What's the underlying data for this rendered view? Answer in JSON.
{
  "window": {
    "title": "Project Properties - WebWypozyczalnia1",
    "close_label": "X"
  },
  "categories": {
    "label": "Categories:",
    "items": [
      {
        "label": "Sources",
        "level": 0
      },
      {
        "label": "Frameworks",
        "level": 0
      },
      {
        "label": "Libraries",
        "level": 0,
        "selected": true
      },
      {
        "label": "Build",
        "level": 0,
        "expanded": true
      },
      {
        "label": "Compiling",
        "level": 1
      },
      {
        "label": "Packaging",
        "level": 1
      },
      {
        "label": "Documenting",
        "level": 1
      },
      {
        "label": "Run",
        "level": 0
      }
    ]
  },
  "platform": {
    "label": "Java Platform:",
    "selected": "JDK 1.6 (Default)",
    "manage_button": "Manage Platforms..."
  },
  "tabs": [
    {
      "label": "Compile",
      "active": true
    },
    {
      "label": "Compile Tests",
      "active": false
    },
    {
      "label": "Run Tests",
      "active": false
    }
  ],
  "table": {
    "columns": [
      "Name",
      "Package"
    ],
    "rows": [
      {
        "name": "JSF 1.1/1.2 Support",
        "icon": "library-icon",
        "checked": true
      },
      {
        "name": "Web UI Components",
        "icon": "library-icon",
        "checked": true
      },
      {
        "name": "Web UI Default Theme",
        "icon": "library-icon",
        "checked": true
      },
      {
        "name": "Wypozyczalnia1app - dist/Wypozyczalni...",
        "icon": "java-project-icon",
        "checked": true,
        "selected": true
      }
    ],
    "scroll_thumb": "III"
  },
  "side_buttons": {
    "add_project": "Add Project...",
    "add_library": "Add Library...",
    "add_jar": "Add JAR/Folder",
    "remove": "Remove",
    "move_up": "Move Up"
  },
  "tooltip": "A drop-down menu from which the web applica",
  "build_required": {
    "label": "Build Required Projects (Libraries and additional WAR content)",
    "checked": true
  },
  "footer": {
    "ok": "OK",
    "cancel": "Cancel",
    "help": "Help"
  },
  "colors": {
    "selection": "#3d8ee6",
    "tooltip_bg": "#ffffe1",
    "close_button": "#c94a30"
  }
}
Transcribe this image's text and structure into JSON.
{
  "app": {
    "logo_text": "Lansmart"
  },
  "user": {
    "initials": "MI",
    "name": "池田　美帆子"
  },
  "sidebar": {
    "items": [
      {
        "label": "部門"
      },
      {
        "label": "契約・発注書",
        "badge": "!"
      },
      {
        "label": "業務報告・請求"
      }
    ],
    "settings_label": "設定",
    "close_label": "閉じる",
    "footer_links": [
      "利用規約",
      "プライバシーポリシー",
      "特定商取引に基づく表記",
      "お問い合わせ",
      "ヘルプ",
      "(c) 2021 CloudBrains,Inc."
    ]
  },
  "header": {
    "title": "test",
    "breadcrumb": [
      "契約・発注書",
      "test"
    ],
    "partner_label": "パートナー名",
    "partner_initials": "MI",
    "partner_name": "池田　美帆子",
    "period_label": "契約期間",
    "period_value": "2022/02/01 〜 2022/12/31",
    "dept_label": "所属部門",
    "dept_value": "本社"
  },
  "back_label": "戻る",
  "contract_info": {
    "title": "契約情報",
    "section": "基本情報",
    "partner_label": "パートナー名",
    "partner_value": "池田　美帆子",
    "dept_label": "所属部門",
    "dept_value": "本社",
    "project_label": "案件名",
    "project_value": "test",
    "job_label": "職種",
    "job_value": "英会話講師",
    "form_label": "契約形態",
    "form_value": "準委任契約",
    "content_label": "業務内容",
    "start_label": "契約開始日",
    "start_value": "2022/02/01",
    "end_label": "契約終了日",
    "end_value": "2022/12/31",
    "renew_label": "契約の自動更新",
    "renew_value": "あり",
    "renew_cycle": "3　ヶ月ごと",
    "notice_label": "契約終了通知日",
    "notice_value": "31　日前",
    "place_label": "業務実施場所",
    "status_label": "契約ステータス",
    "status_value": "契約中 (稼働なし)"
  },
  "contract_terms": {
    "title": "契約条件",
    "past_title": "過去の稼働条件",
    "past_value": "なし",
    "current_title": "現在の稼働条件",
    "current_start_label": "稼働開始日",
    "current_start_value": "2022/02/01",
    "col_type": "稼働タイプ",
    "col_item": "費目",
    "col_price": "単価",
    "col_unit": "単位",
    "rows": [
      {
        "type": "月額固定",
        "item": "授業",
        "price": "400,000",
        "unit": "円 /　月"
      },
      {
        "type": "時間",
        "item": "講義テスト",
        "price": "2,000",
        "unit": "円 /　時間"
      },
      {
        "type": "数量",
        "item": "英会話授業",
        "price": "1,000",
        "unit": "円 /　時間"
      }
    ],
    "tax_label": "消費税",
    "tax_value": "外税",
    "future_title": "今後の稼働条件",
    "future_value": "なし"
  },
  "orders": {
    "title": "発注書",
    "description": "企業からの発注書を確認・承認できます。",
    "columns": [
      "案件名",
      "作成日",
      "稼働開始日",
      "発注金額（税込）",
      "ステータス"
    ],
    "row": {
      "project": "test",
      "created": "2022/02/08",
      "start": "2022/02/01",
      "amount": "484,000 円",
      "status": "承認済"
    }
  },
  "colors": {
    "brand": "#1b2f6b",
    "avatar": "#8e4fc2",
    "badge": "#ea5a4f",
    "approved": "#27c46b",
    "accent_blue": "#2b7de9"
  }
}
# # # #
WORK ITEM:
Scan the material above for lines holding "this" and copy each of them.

SOLUTION TO THE EXERCISE:
What's the underlying data for this rendered view? Answer in JSON.
Transcribe this image's text and structure into JSON.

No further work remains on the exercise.